On March 6th, I attended Corralin’ The Colts at Martin’s West. The event was a fundraiser for Fourth & Goal, which is an organization run by former Colt Bruce Laird, that helps former players with medical bills among other things.
The special guests were all members of the 1975-1977 Baltimore Colts teams, that won three straight divisional titles, only to be knocked out of the playoffs.
Among them were Laird, Stan Smith, George Kunz, David Taylor (a fellow Catawba College alum), Lydell Mitchell, Ted Marchibroda and Bert Jones.
If you read my past blog on Jones, you know I’m a huge fan of his. In fact, he was my first sports hero when I was six and seven years old. I would have paid $60 to see him in a store autograph session by himself.
When I walked in, I saw the line of people waiting for his autograph. I immediately took my place. There was nothing more important to see until after I got his autograph. After all I’ve waited almost 35 years to get it.
When it was my turn, I told him that he was my first sports hero, and that I used to carry his card around with me everywhere I went. I also told him, I still had the card but couldn’t find it the night before. He was very gracious and humble about it. When I asked if I could take a picture with him, his response, was “My pleasure”.
The person right before me in line asked for a picture, and the person taking it didn’t know how to work the flash on the camera he was using. Instead of being annoyed and shuffling the guy off, he showed the person how to work the flash and took another picture.
I just turned 40 a couple of weeks ago and after I met him, you would have thought I was a 12 year old girl meeting Justin Bieber.
I met Cal Ripken (my other hero) about five or six years ago and I was nowhere near as nervous. Maybe it’s because Bert was my first hero and that made it even more special.
It’s great when you meet guys you’ve put on a pedestal for so long and they live up to the idolatry. Both Bert Jones and Cal Ripken did that.
The rest of the event was fantastic. There were panel discussions, NFL Films video highlights, silent auctions and a ton of food.
Watching the video highlights was great for me. Being so young, at the time, I don’t remember much about the games or teams.
I had forgotten how great a scrambler he was. And it seemed like he had to be helped off the field after every play. I know the injuries started mounting later in his career, cutting it short but, from the way he played, I’m almost surprised he lasted as long as he did.
During his portion of the panel discussion, he showed his sense of humor. The first question the MC asked was about a blow out loss the Colts suffered. In his Louisiana drawl he berated the MC and then fired him. In fact I think he fired him twice.
A bit later he decided that David Taylor, and his girlfriend had been ducking getting married for too long. So he asked one of the other former players to marry them right there, and held an impromptu ceremony.

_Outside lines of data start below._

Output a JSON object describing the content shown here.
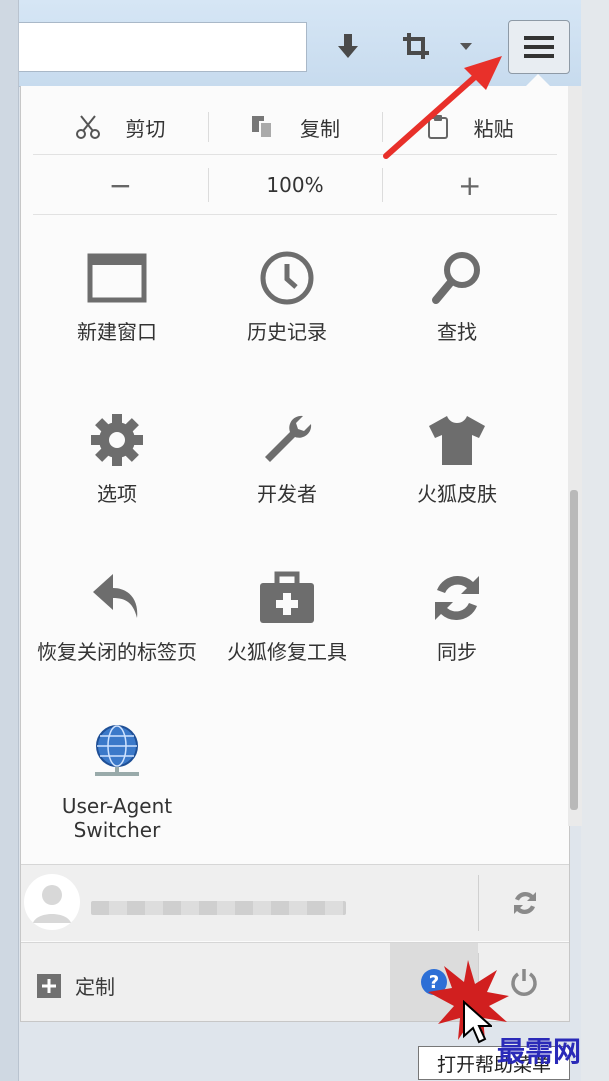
{
  "edit": {
    "cut": "剪切",
    "copy": "复制",
    "paste": "粘贴"
  },
  "zoom": {
    "out": "−",
    "level": "100%",
    "in": "+"
  },
  "tiles": [
    {
      "label": "新建窗口",
      "icon": "new-window-icon"
    },
    {
      "label": "历史记录",
      "icon": "history-clock-icon"
    },
    {
      "label": "查找",
      "icon": "search-icon"
    },
    {
      "label": "选项",
      "icon": "gear-icon"
    },
    {
      "label": "开发者",
      "icon": "wrench-icon"
    },
    {
      "label": "火狐皮肤",
      "icon": "tshirt-icon"
    },
    {
      "label": "恢复关闭的标签页",
      "icon": "undo-arrow-icon"
    },
    {
      "label": "火狐修复工具",
      "icon": "toolbox-icon"
    },
    {
      "label": "同步",
      "icon": "sync-icon"
    },
    {
      "label": "User-Agent Switcher",
      "icon": "globe-icon"
    }
  ],
  "footer": {
    "customize": "定制"
  },
  "tooltip": "打开帮助菜单",
  "watermark": "最需网",
  "colors": {
    "arrow": "#e8302a",
    "help_blue": "#2d6fd6",
    "icon_gray": "#6d6d6d"
  }
}
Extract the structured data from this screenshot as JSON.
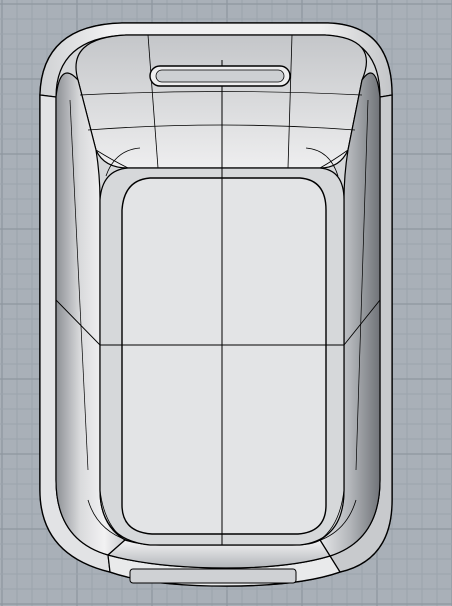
{
  "viewport": {
    "background": "#a9b0b8",
    "grid_minor_color": "#9ca4ad",
    "grid_major_color": "#8e969f",
    "grid_minor_step": 15,
    "grid_major_every": 5
  },
  "model": {
    "name_icon": "rounded-tray-with-slot-handle",
    "shaded_surface_color": "#e7e8e9",
    "shadow_color": "#9da0a4",
    "edge_color": "#000000"
  }
}
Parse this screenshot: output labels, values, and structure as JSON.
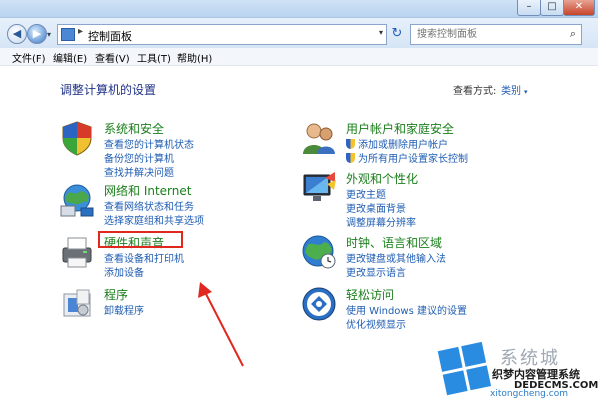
{
  "window": {
    "controls": {
      "minimize": "–",
      "maximize": "□",
      "close": "✕"
    }
  },
  "address": {
    "back_glyph": "◀",
    "forward_glyph": "▶",
    "history_glyph": "▾",
    "path_separator": "▸",
    "path": "控制面板",
    "path_dropdown": "▾",
    "refresh_glyph": "↻",
    "search_placeholder": "搜索控制面板",
    "search_icon": "search-icon"
  },
  "menubar": [
    "文件(F)",
    "编辑(E)",
    "查看(V)",
    "工具(T)",
    "帮助(H)"
  ],
  "content": {
    "heading": "调整计算机的设置",
    "view_label": "查看方式:",
    "view_value": "类别",
    "view_dropdown": "▾",
    "left_categories": [
      {
        "icon": "security-shield-icon",
        "title": "系统和安全",
        "links": [
          "查看您的计算机状态",
          "备份您的计算机",
          "查找并解决问题"
        ]
      },
      {
        "icon": "network-globe-icon",
        "title": "网络和 Internet",
        "links": [
          "查看网络状态和任务",
          "选择家庭组和共享选项"
        ]
      },
      {
        "icon": "printer-icon",
        "title": "硬件和声音",
        "links": [
          "查看设备和打印机",
          "添加设备"
        ]
      },
      {
        "icon": "programs-icon",
        "title": "程序",
        "links": [
          "卸载程序"
        ]
      }
    ],
    "right_categories": [
      {
        "icon": "users-icon",
        "title": "用户帐户和家庭安全",
        "links": [
          "添加或删除用户帐户",
          "为所有用户设置家长控制"
        ]
      },
      {
        "icon": "monitor-icon",
        "title": "外观和个性化",
        "links": [
          "更改主题",
          "更改桌面背景",
          "调整屏幕分辨率"
        ]
      },
      {
        "icon": "clock-globe-icon",
        "title": "时钟、语言和区域",
        "links": [
          "更改键盘或其他输入法",
          "更改显示语言"
        ]
      },
      {
        "icon": "ease-of-access-icon",
        "title": "轻松访问",
        "links": [
          "使用 Windows 建议的设置",
          "优化视频显示"
        ]
      }
    ]
  },
  "colors": {
    "title_green": "#1a7f1a",
    "link_blue": "#1e5db3",
    "highlight_red": "#e0281f"
  },
  "watermark": {
    "brand": "系统城",
    "site": "织梦内容管理系统",
    "domain": "DEDECMS.COM",
    "url": "xitongcheng.com"
  }
}
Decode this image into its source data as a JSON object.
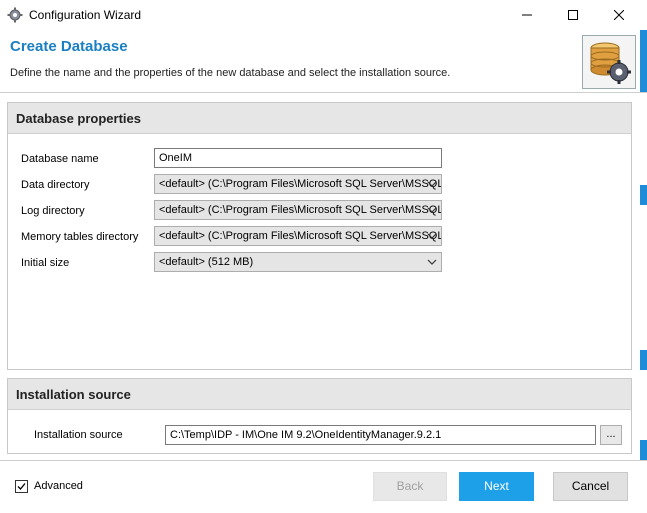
{
  "window": {
    "title": "Configuration Wizard",
    "minimize": "minimize",
    "maximize": "maximize",
    "close": "close"
  },
  "header": {
    "title": "Create Database",
    "subtitle": "Define the name and the properties of the new database and select the installation source."
  },
  "database_properties": {
    "heading": "Database properties",
    "fields": [
      {
        "label": "Database name",
        "value": "OneIM",
        "type": "text"
      },
      {
        "label": "Data directory",
        "value": "<default> (C:\\Program Files\\Microsoft SQL Server\\MSSQL",
        "type": "combo"
      },
      {
        "label": "Log directory",
        "value": "<default> (C:\\Program Files\\Microsoft SQL Server\\MSSQL",
        "type": "combo"
      },
      {
        "label": "Memory tables directory",
        "value": "<default> (C:\\Program Files\\Microsoft SQL Server\\MSSQL",
        "type": "combo"
      },
      {
        "label": "Initial size",
        "value": "<default> (512 MB)",
        "type": "combo"
      }
    ]
  },
  "installation_source": {
    "heading": "Installation source",
    "label": "Installation source",
    "value": "C:\\Temp\\IDP - IM\\One IM 9.2\\OneIdentityManager.9.2.1",
    "browse_label": "..."
  },
  "footer": {
    "advanced_label": "Advanced",
    "advanced_checked": true,
    "back_label": "Back",
    "next_label": "Next",
    "cancel_label": "Cancel"
  },
  "colors": {
    "accent": "#1a7fc3",
    "next_button": "#1ea0e8",
    "panel_header": "#e6e6e6"
  }
}
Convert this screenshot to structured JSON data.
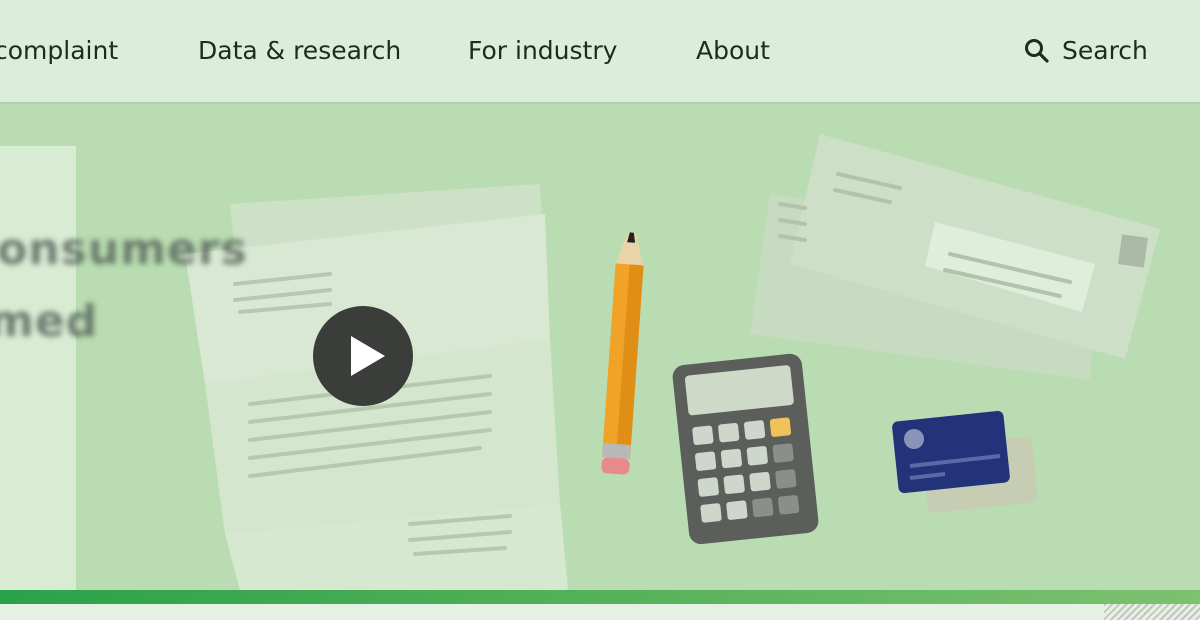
{
  "nav": {
    "items": [
      {
        "label": "complaint"
      },
      {
        "label": "Data & research"
      },
      {
        "label": "For industry"
      },
      {
        "label": "About"
      }
    ],
    "search_label": "Search"
  },
  "hero": {
    "blurred_text_1": "consumers",
    "blurred_text_2": "med"
  },
  "colors": {
    "nav_bg": "#dbeedb",
    "hero_bg": "#b9dcb2",
    "accent_green": "#2aa24a",
    "play_button": "#3b3d3b"
  }
}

It wasn’t a legal wedding but it was funny.
It must be really cool for these guys, to come back to Baltimore, almost 35 years later, and see how much they still mean to the fans and community.
The entire event was great but getting to meet Bert Jones was one of the best sports related moments of my entire life. Probably the best one